“The church was reassembled and, in September 1872, the new parish was dedicated to honor the Annunciation of the Blessed Virgin. The parishioners also built a rectory for Dabrowski. It was a two-story building with living quarters upstairs and a large room on the first floor that the pastor turned into a school. Once again, he called on the McGreer family for help and young Mary McGreer volunteered to conduct English classes. So it came to pass that the first teacher in the first Polish Catholic parochial school in Portage County was a convert of Scottish descent.

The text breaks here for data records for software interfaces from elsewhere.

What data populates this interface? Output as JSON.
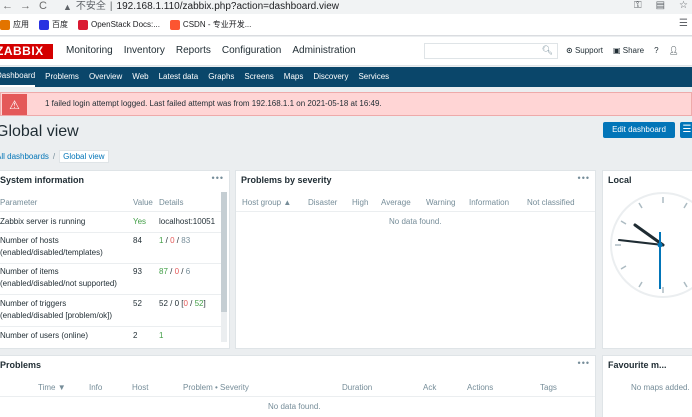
{
  "browser": {
    "back": "←",
    "forward": "→",
    "reload": "C",
    "security_label": "不安全",
    "url": "192.168.1.110/zabbix.php?action=dashboard.view",
    "bookmarks": [
      {
        "label": "应用",
        "color": "#e37400"
      },
      {
        "label": "百度",
        "color": "#2932e1"
      },
      {
        "label": "OpenStack Docs:...",
        "color": "#da1a32"
      },
      {
        "label": "CSDN - 专业开发...",
        "color": "#fc5531"
      }
    ]
  },
  "header": {
    "logo": "ZABBIX",
    "menu": [
      "Monitoring",
      "Inventory",
      "Reports",
      "Configuration",
      "Administration"
    ],
    "support": "Support",
    "share": "Share",
    "help": "?"
  },
  "subnav": [
    "Dashboard",
    "Problems",
    "Overview",
    "Web",
    "Latest data",
    "Graphs",
    "Screens",
    "Maps",
    "Discovery",
    "Services"
  ],
  "banner": {
    "text": "1 failed login attempt logged. Last failed attempt was from 192.168.1.1 on 2021-05-18 at 16:49."
  },
  "page": {
    "title": "Global view",
    "edit_button": "Edit dashboard",
    "breadcrumb_parent": "All dashboards",
    "breadcrumb_sep": "/",
    "breadcrumb_current": "Global view"
  },
  "system_info": {
    "title": "System information",
    "headers": [
      "Parameter",
      "Value",
      "Details"
    ],
    "rows": [
      {
        "param": "Zabbix server is running",
        "value": "Yes",
        "details": "localhost:10051"
      },
      {
        "param1": "Number of hosts",
        "param2": "(enabled/disabled/templates)",
        "value": "84",
        "d1": "1",
        "d2": "0",
        "d3": "83"
      },
      {
        "param1": "Number of items",
        "param2": "(enabled/disabled/not supported)",
        "value": "93",
        "d1": "87",
        "d2": "0",
        "d3": "6"
      },
      {
        "param1": "Number of triggers",
        "param2": "(enabled/disabled [problem/ok])",
        "value": "52",
        "d1": "52 / 0 [",
        "d2": "0",
        "d3": "52",
        "d4": "]"
      },
      {
        "param": "Number of users (online)",
        "value": "2",
        "details": "1"
      }
    ]
  },
  "problems_by_severity": {
    "title": "Problems by severity",
    "headers": [
      "Host group ▲",
      "Disaster",
      "High",
      "Average",
      "Warning",
      "Information",
      "Not classified"
    ],
    "empty": "No data found."
  },
  "clock": {
    "title": "Local"
  },
  "problems": {
    "title": "Problems",
    "headers": [
      "Time ▼",
      "Info",
      "Host",
      "Problem • Severity",
      "Duration",
      "Ack",
      "Actions",
      "Tags"
    ],
    "empty": "No data found."
  },
  "favourite_maps": {
    "title": "Favourite m...",
    "empty": "No maps added."
  },
  "colors": {
    "brand_red": "#d40000",
    "nav_blue": "#0a466a",
    "accent_blue": "#0275b8",
    "ok_green": "#429e47",
    "problem_red": "#e45959"
  }
}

“The Polish teachers soon came to Polonia. Dabrowski wrote to Cracow and invited the Third Order Franciscan Sisters of St. Felix to come to Wisconsin. The five Felicians who arrived in November 1874 – Sisters Wincentyna, Waclava, Rafaela, Monica and Cajetan – were the first Polish nuns in the United States. The school they staffed, along with English teacher Mary McGreer, became a magnet for Polish immigrants. Polish parents from all over central Wisconsin and as far away as Milwaukee sent their children to the school at the newly-renamed parish of the Sacred Heart.”
The community of Polonia would become the center of the Polish-American community in Portage County, and a lasting symbol to the area’s heritage.